Jebel Akhdar, Libya

Not to be confused with Jebel Akhdar (Oman).
Aljabal Alakhdar (Libya)
The Jebel Akhdar is Libya's wettest region. Annual rainfall averages at between 400 and 600 millimeters.

The Jebel Akhdar (Arabic: الجبل الأخضر al-Jabal al-Akhḍar, English: The Green Mountain) is a heavily forested, fertile upland area in northeastern Libya. It is located in the modern shabiyahs or districts of Derna, Jabal al Akhdar, and Marj.


The Jebel Akhdar consists of a mountainous plateau rising to an altitude of 900 metres (3,000 ft), cut by several valleys and wadis. It lies northeast of Benghazi and south of Derna and the Mediterranean Sea, it extends along the coast for about 100 miles (160 km). The region is one of the very few forested areas of Libya, which taken as a whole is one of the least forested countries on Earth. It is the wettest part of Libya, receiving some 600 millimetres (24 in) of precipitation annually.[1]

The high rainfall contributes to the area's large forests containing Chammari, and enables rich fruit, potato, and cereal agriculture, something of a rarity in an arid country like Libya.[2] Camels, goats and sheep are herded in and around the Jebel Akhdar and the herders tend to be nomadic.[1]



Documents created during the New Kingdom of Egypt record that to the west there were large populations of metal workers who lived in towns and had plentiful livestock. The only plausible location for these "Libyans" is the Jebel Akhdar.[3]

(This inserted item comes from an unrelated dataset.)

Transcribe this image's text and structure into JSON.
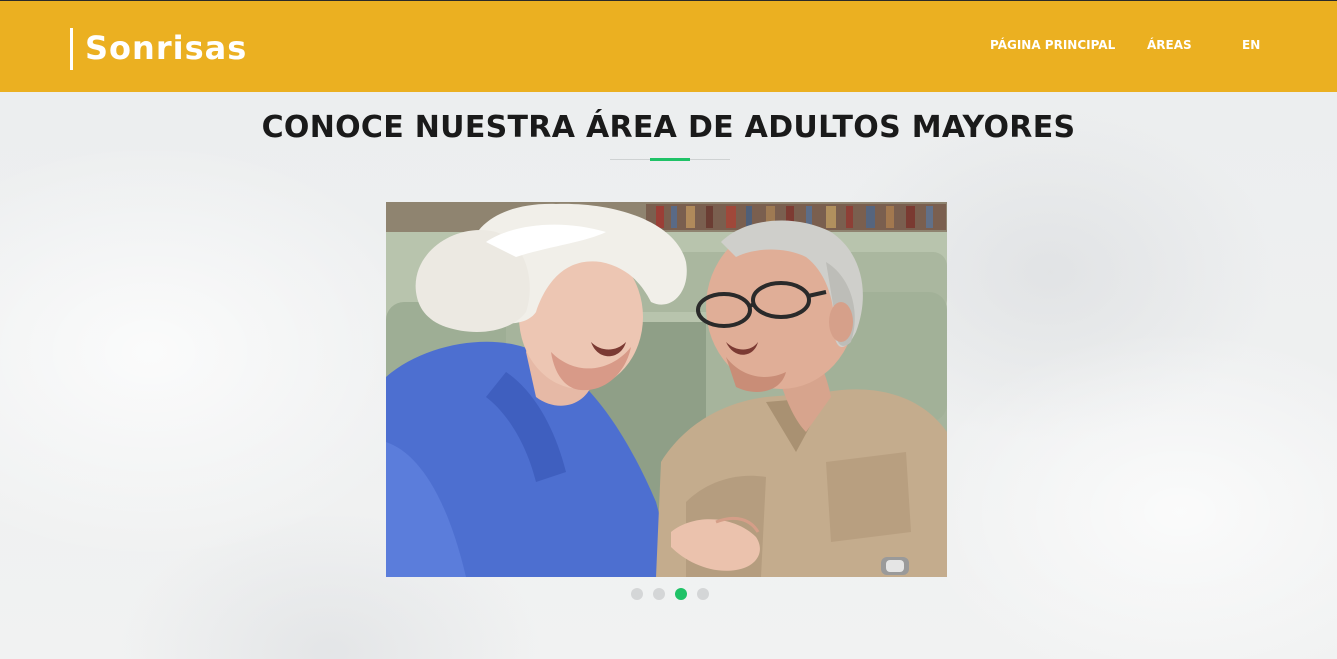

The ancient Greek colony of Cyrene was located in a lush valley in the Jebel Akhdar, with the ruins remaining.[4] It was the Greeks who introduced farming to the Jebal Akhdar when they colonised its verdant valleys in around 600 BC.[2]

Italian occupation

During the Italian occupation these mountains were identified as a promising area for agriculture and many Italians moved here in the 1930s. This settlement was interrupted during World War II and the villages and farms were deserted and were later reoccupied by Libyans. The mountain chain was the site of major battles between the British Commonwealth and the Axis forces during World War II.[1]


The Libyan leader Omar Mukhtar used this heavily forested mountainous region to resist the Italian military occupation of Libya as Italian colony for more than twenty years, where he organized and devised strategies for the Libyan resistance against Italian Libya.[5]

See also

Wikimedia Commons has media related to Jebel Akhdar.


  1. 1 2 3 "Akhdar Mountains". Encyclopedia Britannica. Retrieved 2016-11-27.
  2. 1 2 "Cyrenaica at 1300m". Hidden Journeys. Retrieved 2016-11-27.
  3. Peter Mitchell; Paul Lane (2013). The Oxford Handbook of African Archaeology. Oxford University Press. ISBN 0191626155.
  4. "Cyrenaica". Livius. Retrieved 2016-11-27.
  5. "A symbol of resistance: Omar Mukhtar". Worldbulletin News. Retrieved 2016-11-27.

Coordinates: 32°35′52″N 21°28′22″E / 32.597734°N 21.472778°E / 32.597734; 21.472778

This article is issued from Wikipedia - version of the 12/4/2016. The text is available under the Creative Commons Attribution/Share Alike but additional terms may apply for the media files.